Abstract, originally published in Seizure
Introduction: The risk of acquiring SARS-CoV-2 in a hospital setting and the need of reorganizing the Emergency Departments (EDs) to cope with infected patients have led to a reduction of ED attendances for non-infectious acute conditions and to a different management of chronic disorders.
Methods: We performed a retrospective study evaluating the frequency and features of ED attendances for seizures during the lockdown period (March 10th-April 30th 2020) in the University Hospital of Trieste, Italy. We studied the possible pandemic impact on the way patients with seizures sought for medical assistance by comparing the lockdown period to a matched period in 2019 and to a period of identical length preceding the lockdown (January 18th-March 9th 2020).
Results: A striking decrease in total emergency department (ED) attendances was observed during lockdown (4664) compared to the matched control (10424) and to the pre-lockdown (9522) periods. A similar reduction, although to a lesser extent, was detected for seizure attendances to the ED: there were 37 during lockdown and 63 and 44 respectively during the two other periods. Intriguingly, during the lockdown a higher number of patients attended the ED with first seizures (p = 0.013), and more EEGs (p = 0.008) and CT brain scans (p = 0.018) were performed; there was a trend towards more frequent transport to the ED by ambulance (p = 0.061) in the lockdown period.

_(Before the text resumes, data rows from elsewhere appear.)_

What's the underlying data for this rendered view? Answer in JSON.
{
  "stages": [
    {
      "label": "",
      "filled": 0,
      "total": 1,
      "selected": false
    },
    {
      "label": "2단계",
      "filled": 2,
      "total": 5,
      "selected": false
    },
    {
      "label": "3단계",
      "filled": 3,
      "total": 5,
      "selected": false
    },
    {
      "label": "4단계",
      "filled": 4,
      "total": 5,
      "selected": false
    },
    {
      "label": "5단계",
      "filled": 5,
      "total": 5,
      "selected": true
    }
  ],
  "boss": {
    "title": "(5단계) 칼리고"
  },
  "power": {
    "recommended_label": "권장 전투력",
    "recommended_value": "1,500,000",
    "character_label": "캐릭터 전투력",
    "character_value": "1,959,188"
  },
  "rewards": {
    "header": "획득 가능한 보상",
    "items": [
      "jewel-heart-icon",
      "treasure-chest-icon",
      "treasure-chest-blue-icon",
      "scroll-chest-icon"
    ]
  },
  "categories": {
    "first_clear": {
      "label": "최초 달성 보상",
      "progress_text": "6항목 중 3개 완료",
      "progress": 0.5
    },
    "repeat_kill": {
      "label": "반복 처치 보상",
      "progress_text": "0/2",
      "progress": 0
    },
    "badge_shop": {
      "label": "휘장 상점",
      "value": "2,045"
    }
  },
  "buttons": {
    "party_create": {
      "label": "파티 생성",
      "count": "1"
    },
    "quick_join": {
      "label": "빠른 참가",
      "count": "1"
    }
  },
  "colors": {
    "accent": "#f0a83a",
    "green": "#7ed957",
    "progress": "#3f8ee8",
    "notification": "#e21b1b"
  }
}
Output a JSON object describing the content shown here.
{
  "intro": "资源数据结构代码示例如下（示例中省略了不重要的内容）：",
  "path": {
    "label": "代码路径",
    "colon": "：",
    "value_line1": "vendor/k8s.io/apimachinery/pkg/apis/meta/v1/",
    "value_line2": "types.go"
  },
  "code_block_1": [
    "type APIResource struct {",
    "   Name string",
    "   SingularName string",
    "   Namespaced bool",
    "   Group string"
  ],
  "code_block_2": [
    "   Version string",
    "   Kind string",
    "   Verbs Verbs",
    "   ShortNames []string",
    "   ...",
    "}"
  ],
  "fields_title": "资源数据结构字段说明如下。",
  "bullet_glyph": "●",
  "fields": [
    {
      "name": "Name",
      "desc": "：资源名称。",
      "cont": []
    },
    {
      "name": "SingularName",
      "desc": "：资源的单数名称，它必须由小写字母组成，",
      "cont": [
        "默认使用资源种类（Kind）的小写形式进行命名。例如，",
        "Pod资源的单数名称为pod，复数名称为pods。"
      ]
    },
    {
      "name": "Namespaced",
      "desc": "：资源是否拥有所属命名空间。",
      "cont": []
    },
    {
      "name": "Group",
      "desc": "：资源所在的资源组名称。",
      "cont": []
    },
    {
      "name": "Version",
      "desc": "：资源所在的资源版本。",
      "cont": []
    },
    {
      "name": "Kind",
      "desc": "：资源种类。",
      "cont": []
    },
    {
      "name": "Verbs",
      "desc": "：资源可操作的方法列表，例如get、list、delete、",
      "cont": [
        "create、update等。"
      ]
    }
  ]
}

Conclusions: Our data suggest that the pandemic has affected the way patients with seizures access the Health Care System.